Anti-racism in words of youth
In a typically bold initiative from the TAG Theatre Company, every S3 pupil in Glasgow is benefiting from an anti-racist programme of theatre and workshops in which some pupils had direct influence.
Reacting to the suggestion, advice and promise of funding from Glasgow City Council and the Glasgow Anti-Racist Alliance, TAG devised an extended anti-discrimination project that began with director James Brining, writer Maya Chowdhry and some actors going into three city schools to work with the target classes and identify the specific language and areas of concern for the age group. As they worked alongside the 14-year olds, they noted experiences, attitudes and comments and some were included in the final script. Any playwright would agree that lines such as "It started with a fight over a Pot Noodle" are more easily overheard than invented.
In a second stage, the same TAG team went back to the schools to run drafts of scenes past their helpers to make sure the street talk satisfied the audience's expectation of realism. In Ms Chowdhry's text is also a kind of ground bass for more demanding registers, not least the neo-humanist jargon of the sociology student and the poetic, symbolist passages that punctuate the play. The cast of five rise to the challenge of this layered text, giving it a remarkably cogent performance and charging the idiosyncratic speech patterns with a compelling vitality.
For Playing with Fire, a fraught story of a mixed race family reopening their multiracial cafe in the face of arson and personal attacks, TAG had more difficulty than usual in assembling a cast, there being very few Asian actors around Glasgow. Ashok Scrivastava was recruited in London to play the father, whose role, in the common way of youth theatre, is to be peripheral and quarrelsome. The busy, attractive parts go to the three younger people.
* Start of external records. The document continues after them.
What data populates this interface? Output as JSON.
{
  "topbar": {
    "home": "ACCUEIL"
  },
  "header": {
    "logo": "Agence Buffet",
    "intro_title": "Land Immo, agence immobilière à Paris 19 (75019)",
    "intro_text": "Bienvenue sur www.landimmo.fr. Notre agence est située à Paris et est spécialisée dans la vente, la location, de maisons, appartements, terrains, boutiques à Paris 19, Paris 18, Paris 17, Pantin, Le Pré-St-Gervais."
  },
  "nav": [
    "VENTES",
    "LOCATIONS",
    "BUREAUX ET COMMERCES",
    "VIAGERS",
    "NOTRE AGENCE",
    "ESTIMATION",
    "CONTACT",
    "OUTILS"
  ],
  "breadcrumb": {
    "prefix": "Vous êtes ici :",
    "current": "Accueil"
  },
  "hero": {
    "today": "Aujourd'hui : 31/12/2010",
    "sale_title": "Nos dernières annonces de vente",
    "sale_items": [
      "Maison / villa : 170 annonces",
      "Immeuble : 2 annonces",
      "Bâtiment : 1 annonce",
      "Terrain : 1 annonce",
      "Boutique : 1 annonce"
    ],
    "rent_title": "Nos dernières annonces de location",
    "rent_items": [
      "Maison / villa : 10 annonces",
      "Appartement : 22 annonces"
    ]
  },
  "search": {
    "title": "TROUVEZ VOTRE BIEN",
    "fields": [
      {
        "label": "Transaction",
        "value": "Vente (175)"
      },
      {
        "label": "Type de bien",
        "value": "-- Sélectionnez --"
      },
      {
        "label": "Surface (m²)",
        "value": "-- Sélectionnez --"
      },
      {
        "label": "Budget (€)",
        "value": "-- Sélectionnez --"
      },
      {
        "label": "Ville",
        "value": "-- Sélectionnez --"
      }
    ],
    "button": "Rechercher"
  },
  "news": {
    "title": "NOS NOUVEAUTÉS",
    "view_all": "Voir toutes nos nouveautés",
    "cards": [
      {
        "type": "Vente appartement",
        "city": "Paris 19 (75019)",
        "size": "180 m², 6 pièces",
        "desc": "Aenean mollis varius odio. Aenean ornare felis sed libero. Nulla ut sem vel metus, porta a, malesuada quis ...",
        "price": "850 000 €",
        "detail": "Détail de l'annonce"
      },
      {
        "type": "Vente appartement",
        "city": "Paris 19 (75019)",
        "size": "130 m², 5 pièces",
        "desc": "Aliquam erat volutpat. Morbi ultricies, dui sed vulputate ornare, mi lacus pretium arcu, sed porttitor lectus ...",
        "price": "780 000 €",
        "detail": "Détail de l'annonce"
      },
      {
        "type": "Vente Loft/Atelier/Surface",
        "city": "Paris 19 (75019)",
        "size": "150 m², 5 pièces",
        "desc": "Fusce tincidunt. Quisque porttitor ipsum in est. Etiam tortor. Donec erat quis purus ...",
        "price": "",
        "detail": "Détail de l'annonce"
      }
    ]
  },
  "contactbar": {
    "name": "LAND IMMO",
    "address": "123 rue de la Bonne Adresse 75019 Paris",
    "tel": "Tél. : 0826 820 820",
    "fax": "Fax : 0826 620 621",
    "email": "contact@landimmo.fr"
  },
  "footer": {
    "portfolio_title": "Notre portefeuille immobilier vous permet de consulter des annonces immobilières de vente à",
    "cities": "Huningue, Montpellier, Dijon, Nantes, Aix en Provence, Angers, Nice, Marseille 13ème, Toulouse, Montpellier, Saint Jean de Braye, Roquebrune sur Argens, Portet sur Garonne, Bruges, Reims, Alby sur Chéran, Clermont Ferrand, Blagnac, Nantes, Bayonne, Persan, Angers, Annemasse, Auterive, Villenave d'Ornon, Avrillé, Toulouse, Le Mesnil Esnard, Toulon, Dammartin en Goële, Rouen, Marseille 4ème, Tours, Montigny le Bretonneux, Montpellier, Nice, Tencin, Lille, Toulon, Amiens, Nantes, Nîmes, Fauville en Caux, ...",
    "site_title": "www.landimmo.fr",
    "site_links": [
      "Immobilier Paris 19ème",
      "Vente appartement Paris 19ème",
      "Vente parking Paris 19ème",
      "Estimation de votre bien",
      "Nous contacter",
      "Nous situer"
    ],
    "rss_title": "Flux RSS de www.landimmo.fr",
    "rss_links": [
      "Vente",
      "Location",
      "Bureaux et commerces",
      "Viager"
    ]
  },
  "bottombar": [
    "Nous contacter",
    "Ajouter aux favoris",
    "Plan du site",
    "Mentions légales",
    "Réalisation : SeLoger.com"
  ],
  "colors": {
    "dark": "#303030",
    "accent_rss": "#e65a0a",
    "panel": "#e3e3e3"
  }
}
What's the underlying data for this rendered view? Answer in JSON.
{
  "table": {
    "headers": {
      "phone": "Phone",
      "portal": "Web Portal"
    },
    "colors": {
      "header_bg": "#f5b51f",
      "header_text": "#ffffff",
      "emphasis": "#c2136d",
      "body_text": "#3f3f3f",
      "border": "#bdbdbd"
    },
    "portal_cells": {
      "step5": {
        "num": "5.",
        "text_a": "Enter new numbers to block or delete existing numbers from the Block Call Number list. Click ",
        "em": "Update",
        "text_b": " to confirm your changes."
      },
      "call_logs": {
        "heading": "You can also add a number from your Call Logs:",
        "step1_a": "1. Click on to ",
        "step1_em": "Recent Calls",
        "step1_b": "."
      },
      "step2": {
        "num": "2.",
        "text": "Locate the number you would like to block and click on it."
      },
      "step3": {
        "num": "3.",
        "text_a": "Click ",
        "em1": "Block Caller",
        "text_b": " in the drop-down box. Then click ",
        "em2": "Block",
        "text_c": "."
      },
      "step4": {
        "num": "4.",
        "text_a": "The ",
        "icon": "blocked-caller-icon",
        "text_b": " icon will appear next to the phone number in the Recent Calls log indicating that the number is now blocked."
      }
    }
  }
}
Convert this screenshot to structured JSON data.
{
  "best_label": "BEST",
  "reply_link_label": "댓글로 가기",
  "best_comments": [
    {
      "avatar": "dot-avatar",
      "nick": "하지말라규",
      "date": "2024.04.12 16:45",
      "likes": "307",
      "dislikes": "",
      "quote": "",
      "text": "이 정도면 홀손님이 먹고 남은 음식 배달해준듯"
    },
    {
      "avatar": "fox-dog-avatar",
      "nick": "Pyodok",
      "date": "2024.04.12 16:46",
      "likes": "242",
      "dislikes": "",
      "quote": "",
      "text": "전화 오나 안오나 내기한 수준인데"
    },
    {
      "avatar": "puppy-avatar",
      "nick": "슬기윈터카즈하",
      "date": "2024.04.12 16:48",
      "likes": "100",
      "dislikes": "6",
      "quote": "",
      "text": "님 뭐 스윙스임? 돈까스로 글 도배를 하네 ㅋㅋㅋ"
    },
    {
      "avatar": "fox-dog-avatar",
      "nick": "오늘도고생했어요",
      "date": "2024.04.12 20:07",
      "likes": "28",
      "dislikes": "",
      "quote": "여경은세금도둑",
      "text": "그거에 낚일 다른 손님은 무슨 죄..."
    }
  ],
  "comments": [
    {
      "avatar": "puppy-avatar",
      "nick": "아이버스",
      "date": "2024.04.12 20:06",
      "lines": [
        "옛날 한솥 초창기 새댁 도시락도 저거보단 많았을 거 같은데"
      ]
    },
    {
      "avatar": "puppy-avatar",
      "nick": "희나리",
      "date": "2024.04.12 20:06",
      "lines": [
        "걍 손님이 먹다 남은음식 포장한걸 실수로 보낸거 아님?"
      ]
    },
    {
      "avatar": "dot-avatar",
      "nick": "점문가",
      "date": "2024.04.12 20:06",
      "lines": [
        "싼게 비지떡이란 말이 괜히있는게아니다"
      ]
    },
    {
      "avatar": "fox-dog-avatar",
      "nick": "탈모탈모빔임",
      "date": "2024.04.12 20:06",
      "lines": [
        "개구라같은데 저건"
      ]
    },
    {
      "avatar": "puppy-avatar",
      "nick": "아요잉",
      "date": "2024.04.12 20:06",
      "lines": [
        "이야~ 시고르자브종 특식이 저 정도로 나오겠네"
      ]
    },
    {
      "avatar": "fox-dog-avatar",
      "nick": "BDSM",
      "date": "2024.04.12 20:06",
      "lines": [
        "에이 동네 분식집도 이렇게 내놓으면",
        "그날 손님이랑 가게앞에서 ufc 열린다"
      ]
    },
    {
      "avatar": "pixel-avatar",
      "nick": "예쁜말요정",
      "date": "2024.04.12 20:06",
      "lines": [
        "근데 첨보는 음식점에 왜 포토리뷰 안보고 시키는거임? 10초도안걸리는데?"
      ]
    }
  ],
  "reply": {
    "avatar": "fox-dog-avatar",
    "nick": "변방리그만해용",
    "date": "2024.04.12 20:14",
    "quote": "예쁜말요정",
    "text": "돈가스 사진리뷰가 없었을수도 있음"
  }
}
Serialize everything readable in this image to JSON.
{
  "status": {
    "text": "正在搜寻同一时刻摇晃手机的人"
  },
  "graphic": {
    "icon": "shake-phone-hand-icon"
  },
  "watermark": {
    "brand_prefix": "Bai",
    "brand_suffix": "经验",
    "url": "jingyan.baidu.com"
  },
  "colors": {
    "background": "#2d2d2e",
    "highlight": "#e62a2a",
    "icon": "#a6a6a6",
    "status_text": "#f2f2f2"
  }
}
Laxmi Kathuria, as the daughter Dolly, is at the centre of the story and gives a powerful emotional focus to the heart of the problem. She is well partnered by Paul Doonan, who plays the moody Enrico. The confident, instinctive actor, whose extravagant truculence delighted S3s across the city, made a splendid foil for the cool Kevin Lennon, playing the indigenous Scott.
The production is accompanied by a workbook and copiable worksheets, with games and exercises for personal and social education classes. Some of these are relatively gentle problems, some offer potentially very powerful insights into our attitudes and assumptions. An evaluation of them and the play will be made by TAG education officer Emily Ballard and marketing co-ordinator Helen Black to strengthen future work in this area.
It is this seriousness in TAG's way of working with people that first persuaded Ms Chowdhry to collaborate in the project. She talks in the workbook of facing racism while she was growing up in Fife and how she desperately wanted to have answers for everybody, though all she had were personal experiences, which she has worked through in other plays.
She is far too wise to think that cultural attitudes could be corrected by an hour of educational drama, even supported with educational resources.
She knows that racism is an insidious disease, with its own immune system, so instead she encourages us to constantly question our assumptions, using words and phrases such as "'going on a journey", "exploration" and "development'" to mark out the way forward, exactly like Dolly, who ends the play with her promise to set out on a journey of discovery, although she is unsure of the way or the destination.
To reach the whole age cohort, the cast has given 73 performances in Glasgow schools and special units and Ms Ballard and her three arts workers have led 205 supporting workshops for more than 6,000 students. Now, at the request of Aberdeen City Council, the production transfers to the granite city to play in eight secondary schools from April 22.
TAG Theatre Company, tel 0141 552 4949 www.tag-theatre.co.uk